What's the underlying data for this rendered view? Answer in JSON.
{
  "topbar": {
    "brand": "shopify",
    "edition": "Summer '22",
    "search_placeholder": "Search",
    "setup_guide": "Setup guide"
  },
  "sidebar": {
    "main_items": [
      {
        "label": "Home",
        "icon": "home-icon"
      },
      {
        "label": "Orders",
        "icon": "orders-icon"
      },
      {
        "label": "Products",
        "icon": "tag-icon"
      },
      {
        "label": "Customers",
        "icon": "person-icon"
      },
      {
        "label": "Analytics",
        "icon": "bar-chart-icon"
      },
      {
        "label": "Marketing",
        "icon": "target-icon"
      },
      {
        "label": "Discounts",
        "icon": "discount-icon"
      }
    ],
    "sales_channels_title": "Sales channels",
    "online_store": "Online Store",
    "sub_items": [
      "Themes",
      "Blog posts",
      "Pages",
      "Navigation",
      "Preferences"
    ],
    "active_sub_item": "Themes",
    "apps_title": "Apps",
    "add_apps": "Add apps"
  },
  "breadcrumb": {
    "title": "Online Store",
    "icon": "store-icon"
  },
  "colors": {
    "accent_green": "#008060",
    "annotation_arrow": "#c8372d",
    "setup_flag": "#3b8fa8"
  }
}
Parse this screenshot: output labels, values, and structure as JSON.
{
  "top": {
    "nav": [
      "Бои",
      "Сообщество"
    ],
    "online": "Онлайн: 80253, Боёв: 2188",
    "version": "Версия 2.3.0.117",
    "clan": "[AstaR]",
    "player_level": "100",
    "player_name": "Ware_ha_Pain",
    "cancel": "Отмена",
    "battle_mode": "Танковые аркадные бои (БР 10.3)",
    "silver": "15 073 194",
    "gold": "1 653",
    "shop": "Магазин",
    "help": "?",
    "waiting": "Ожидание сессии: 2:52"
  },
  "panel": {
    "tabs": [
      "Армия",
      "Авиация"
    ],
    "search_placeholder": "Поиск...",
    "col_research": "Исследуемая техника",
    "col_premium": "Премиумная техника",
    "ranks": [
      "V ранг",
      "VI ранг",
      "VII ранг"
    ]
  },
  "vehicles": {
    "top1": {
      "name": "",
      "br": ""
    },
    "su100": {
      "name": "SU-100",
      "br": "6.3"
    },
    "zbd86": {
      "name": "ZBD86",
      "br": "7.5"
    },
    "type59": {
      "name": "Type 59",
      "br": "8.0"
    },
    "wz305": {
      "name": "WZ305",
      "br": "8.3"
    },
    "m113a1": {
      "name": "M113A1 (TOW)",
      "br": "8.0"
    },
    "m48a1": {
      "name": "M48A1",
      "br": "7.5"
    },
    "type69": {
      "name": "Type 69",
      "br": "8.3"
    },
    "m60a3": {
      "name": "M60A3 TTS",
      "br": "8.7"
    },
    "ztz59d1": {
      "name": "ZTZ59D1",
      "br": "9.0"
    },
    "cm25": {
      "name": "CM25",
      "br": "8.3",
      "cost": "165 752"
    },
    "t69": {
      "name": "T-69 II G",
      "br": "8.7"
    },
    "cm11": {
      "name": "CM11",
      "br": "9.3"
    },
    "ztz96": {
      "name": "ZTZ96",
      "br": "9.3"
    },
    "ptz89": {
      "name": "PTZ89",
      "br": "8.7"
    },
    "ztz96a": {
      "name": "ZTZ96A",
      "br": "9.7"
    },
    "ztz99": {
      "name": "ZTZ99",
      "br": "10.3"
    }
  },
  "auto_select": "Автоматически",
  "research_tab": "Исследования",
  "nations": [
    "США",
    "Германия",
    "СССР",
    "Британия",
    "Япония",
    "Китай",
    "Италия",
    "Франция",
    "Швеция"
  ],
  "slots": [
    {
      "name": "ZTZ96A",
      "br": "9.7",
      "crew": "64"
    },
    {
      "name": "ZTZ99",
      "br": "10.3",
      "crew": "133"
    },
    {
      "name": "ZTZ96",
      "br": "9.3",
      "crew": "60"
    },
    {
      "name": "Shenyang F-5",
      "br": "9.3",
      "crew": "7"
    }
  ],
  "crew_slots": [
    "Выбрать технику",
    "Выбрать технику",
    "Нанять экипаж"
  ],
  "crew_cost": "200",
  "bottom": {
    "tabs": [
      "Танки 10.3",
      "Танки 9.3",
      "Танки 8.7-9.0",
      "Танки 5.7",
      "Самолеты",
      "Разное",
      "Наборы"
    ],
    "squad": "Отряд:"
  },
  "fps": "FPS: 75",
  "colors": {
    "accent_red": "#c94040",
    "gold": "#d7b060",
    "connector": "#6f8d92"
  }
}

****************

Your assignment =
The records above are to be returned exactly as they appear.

Exercise answer =
What's the underlying data for this rendered view? Answer in JSON.
{
  "topbar": {
    "brand": "shopify",
    "edition": "Summer '22",
    "search_placeholder": "Search",
    "setup_guide": "Setup guide"
  },
  "sidebar": {
    "main_items": [
      {
        "label": "Home",
        "icon": "home-icon"
      },
      {
        "label": "Orders",
        "icon": "orders-icon"
      },
      {
        "label": "Products",
        "icon": "tag-icon"
      },
      {
        "label": "Customers",
        "icon": "person-icon"
      },
      {
        "label": "Analytics",
        "icon": "bar-chart-icon"
      },
      {
        "label": "Marketing",
        "icon": "target-icon"
      },
      {
        "label": "Discounts",
        "icon": "discount-icon"
      }
    ],
    "sales_channels_title": "Sales channels",
    "online_store": "Online Store",
    "sub_items": [
      "Themes",
      "Blog posts",
      "Pages",
      "Navigation",
      "Preferences"
    ],
    "active_sub_item": "Themes",
    "apps_title": "Apps",
    "add_apps": "Add apps"
  },
  "breadcrumb": {
    "title": "Online Store",
    "icon": "store-icon"
  },
  "colors": {
    "accent_green": "#008060",
    "annotation_arrow": "#c8372d",
    "setup_flag": "#3b8fa8"
  }
}
Parse this screenshot: output labels, values, and structure as JSON.
{
  "top": {
    "nav": [
      "Бои",
      "Сообщество"
    ],
    "online": "Онлайн: 80253, Боёв: 2188",
    "version": "Версия 2.3.0.117",
    "clan": "[AstaR]",
    "player_level": "100",
    "player_name": "Ware_ha_Pain",
    "cancel": "Отмена",
    "battle_mode": "Танковые аркадные бои (БР 10.3)",
    "silver": "15 073 194",
    "gold": "1 653",
    "shop": "Магазин",
    "help": "?",
    "waiting": "Ожидание сессии: 2:52"
  },
  "panel": {
    "tabs": [
      "Армия",
      "Авиация"
    ],
    "search_placeholder": "Поиск...",
    "col_research": "Исследуемая техника",
    "col_premium": "Премиумная техника",
    "ranks": [
      "V ранг",
      "VI ранг",
      "VII ранг"
    ]
  },
  "vehicles": {
    "top1": {
      "name": "",
      "br": ""
    },
    "su100": {
      "name": "SU-100",
      "br": "6.3"
    },
    "zbd86": {
      "name": "ZBD86",
      "br": "7.5"
    },
    "type59": {
      "name": "Type 59",
      "br": "8.0"
    },
    "wz305": {
      "name": "WZ305",
      "br": "8.3"
    },
    "m113a1": {
      "name": "M113A1 (TOW)",
      "br": "8.0"
    },
    "m48a1": {
      "name": "M48A1",
      "br": "7.5"
    },
    "type69": {
      "name": "Type 69",
      "br": "8.3"
    },
    "m60a3": {
      "name": "M60A3 TTS",
      "br": "8.7"
    },
    "ztz59d1": {
      "name": "ZTZ59D1",
      "br": "9.0"
    },
    "cm25": {
      "name": "CM25",
      "br": "8.3",
      "cost": "165 752"
    },
    "t69": {
      "name": "T-69 II G",
      "br": "8.7"
    },
    "cm11": {
      "name": "CM11",
      "br": "9.3"
    },
    "ztz96": {
      "name": "ZTZ96",
      "br": "9.3"
    },
    "ptz89": {
      "name": "PTZ89",
      "br": "8.7"
    },
    "ztz96a": {
      "name": "ZTZ96A",
      "br": "9.7"
    },
    "ztz99": {
      "name": "ZTZ99",
      "br": "10.3"
    }
  },
  "auto_select": "Автоматически",
  "research_tab": "Исследования",
  "nations": [
    "США",
    "Германия",
    "СССР",
    "Британия",
    "Япония",
    "Китай",
    "Италия",
    "Франция",
    "Швеция"
  ],
  "slots": [
    {
      "name": "ZTZ96A",
      "br": "9.7",
      "crew": "64"
    },
    {
      "name": "ZTZ99",
      "br": "10.3",
      "crew": "133"
    },
    {
      "name": "ZTZ96",
      "br": "9.3",
      "crew": "60"
    },
    {
      "name": "Shenyang F-5",
      "br": "9.3",
      "crew": "7"
    }
  ],
  "crew_slots": [
    "Выбрать технику",
    "Выбрать технику",
    "Нанять экипаж"
  ],
  "crew_cost": "200",
  "bottom": {
    "tabs": [
      "Танки 10.3",
      "Танки 9.3",
      "Танки 8.7-9.0",
      "Танки 5.7",
      "Самолеты",
      "Разное",
      "Наборы"
    ],
    "squad": "Отряд:"
  },
  "fps": "FPS: 75",
  "colors": {
    "accent_red": "#c94040",
    "gold": "#d7b060",
    "connector": "#6f8d92"
  }
}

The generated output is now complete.